"Each bacterium needs food to survive and reproduce, but the cumulative effects of byproducts of their metabolism ultimately cause the collective self-destruction of the population," says Denk. This in turn leads to the paradoxical effect that other toxic substances, such as alcohols, salts or antibiotics, can promote the survival of a population by inhibiting the growth and replication of its individual members." When populations of Paenibacillus are grown in a medium with a moderate buffering capacity survival becomes dependent on cell density, which gives rise to complex oscillatory dynamics.
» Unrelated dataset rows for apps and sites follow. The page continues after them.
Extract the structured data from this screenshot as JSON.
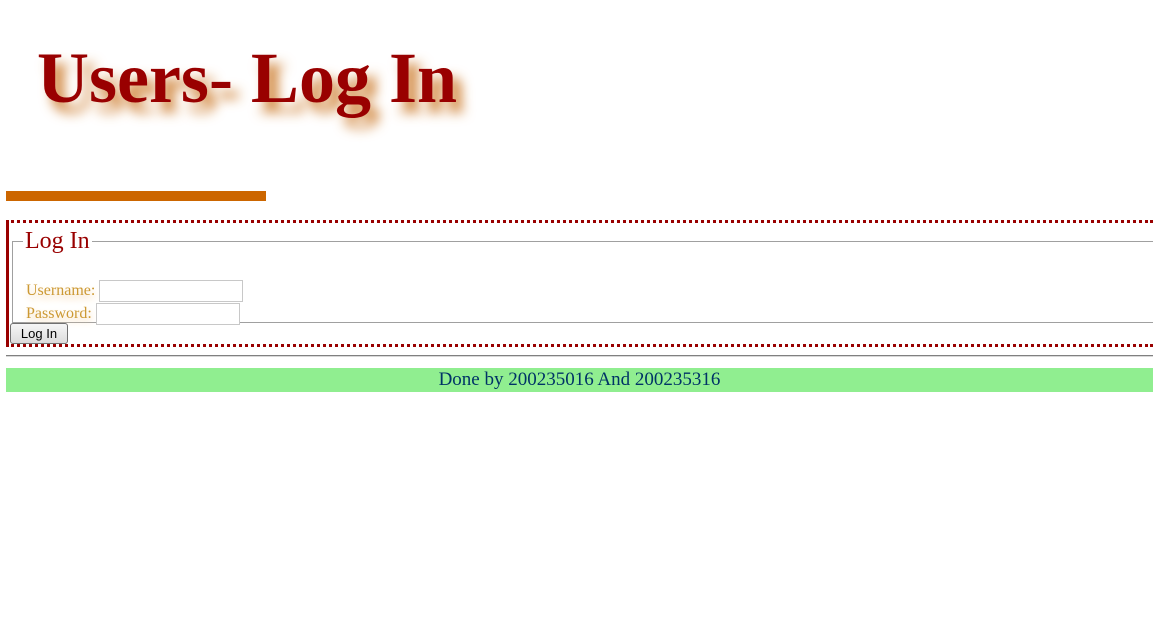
{
  "header": {
    "title": "Users- Log In"
  },
  "login_form": {
    "legend": "Log In",
    "username_label": "Username:",
    "username_value": "",
    "password_label": "Password:",
    "password_value": "",
    "submit_label": "Log In"
  },
  "footer": {
    "text": "Done by 200235016 And 200235316"
  },
  "colors": {
    "title": "#990000",
    "title_shadow": "#cc7a2a",
    "accent_bar": "#cc6600",
    "label": "#cc9933",
    "footer_bg": "#90ee90",
    "footer_text": "#003366"
  }
}
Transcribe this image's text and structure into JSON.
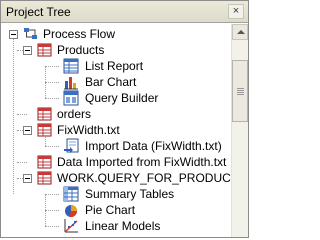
{
  "panel": {
    "title": "Project Tree",
    "close_label": "×"
  },
  "tree": {
    "root": {
      "label": "Process Flow",
      "icon": "process-flow-icon"
    },
    "nodes": [
      {
        "label": "Products",
        "icon": "data-table-icon"
      },
      {
        "label": "List Report",
        "icon": "list-report-icon"
      },
      {
        "label": "Bar Chart",
        "icon": "bar-chart-icon"
      },
      {
        "label": "Query Builder",
        "icon": "query-builder-icon"
      },
      {
        "label": "orders",
        "icon": "data-table-icon"
      },
      {
        "label": "FixWidth.txt",
        "icon": "data-table-icon"
      },
      {
        "label": "Import Data (FixWidth.txt)",
        "icon": "import-data-icon"
      },
      {
        "label": "Data Imported from FixWidth.txt",
        "icon": "data-table-icon"
      },
      {
        "label": "WORK.QUERY_FOR_PRODUCTS",
        "icon": "data-table-icon"
      },
      {
        "label": "Summary Tables",
        "icon": "summary-tables-icon"
      },
      {
        "label": "Pie Chart",
        "icon": "pie-chart-icon"
      },
      {
        "label": "Linear Models",
        "icon": "linear-models-icon"
      }
    ]
  }
}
This emphasizes that besides interactions between different species, which have been thoroughly investigated in the past, interactions between a single species and its environment can be essential to understand the complex dynamics of a .

Since many micro-organisms have the potential to alter their environment in detrimental ways, Denk and colleagues assume that the phenomenon has an important function in microbial ecology and evolution. Out of 21 , the researchers could indeed observe ecological suicide in five of them. "Soil bacteria in nature are part of complex biological communities," Denk points out. "An induced change in pH, for instance, may improve the survival in the short term if it enhances the community's overall ability to cope with a sudden alteration in environmental conditions."

Explore further: Forming patches boosts bacterial life

More information: Christoph Ratzke et al. Ecological suicide in microbes, Nature Ecology & Evolution (2018). DOI: 10.1038/s41559-018-0535-1

Related Stories

Forming patches boosts bacterial life

March 24, 2016

Natural systems such as grasslands form clusters, or patches, that bolster resilience under stress. Experiments show this same behavior can be modeled in bacteria with several important implications for creating survivable ...

Explaining rare plant species

March 7, 2018

Rare plant species suffer more from disease than common species. The fact that rare species are more susceptible to attack by micro-organisms living in the soil, such as fungi and bacteria, may in fact be one of the reasons ...

Capturing the balance of nature

March 2, 2018

In a study spanning 12 years, researchers from Kyoto University and Ryukoku University have developed a method to calculate the fluctuating stability of a natural ecological community in Maizuru Bay.Their findings, published ...

Improving the biodiversity of green roofs

March 1, 2017

Using living organisms such as bacteria or fungi, as an alternative to chemical fertilisers, can improve the soil biodiversity of green roofs, according to new research from the University of Portsmouth.

Recommended for you

Coffee-based colloids for direct solar absorption

March 22, 2019

Solar energy is one of the most promising resources to help reduce fossil fuel consumption and mitigate greenhouse gas emissions to power a sustainable future. Devices presently in use to convert solar energy into thermal ...

EPA adviser is promoting harmful ideas, scientists say

March 22, 2019

The Trump administration's reliance on industry-funded environmental specialists is again coming under fire, this time by researchers who say that Louis Anthony "Tony" Cox Jr., who leads a key Environmental Protection Agency ...


Please sign in to add a comment. Registration is free, and takes less than a minute. Read more

Click here to reset your password.
Sign in to get notified via email when new comments are made.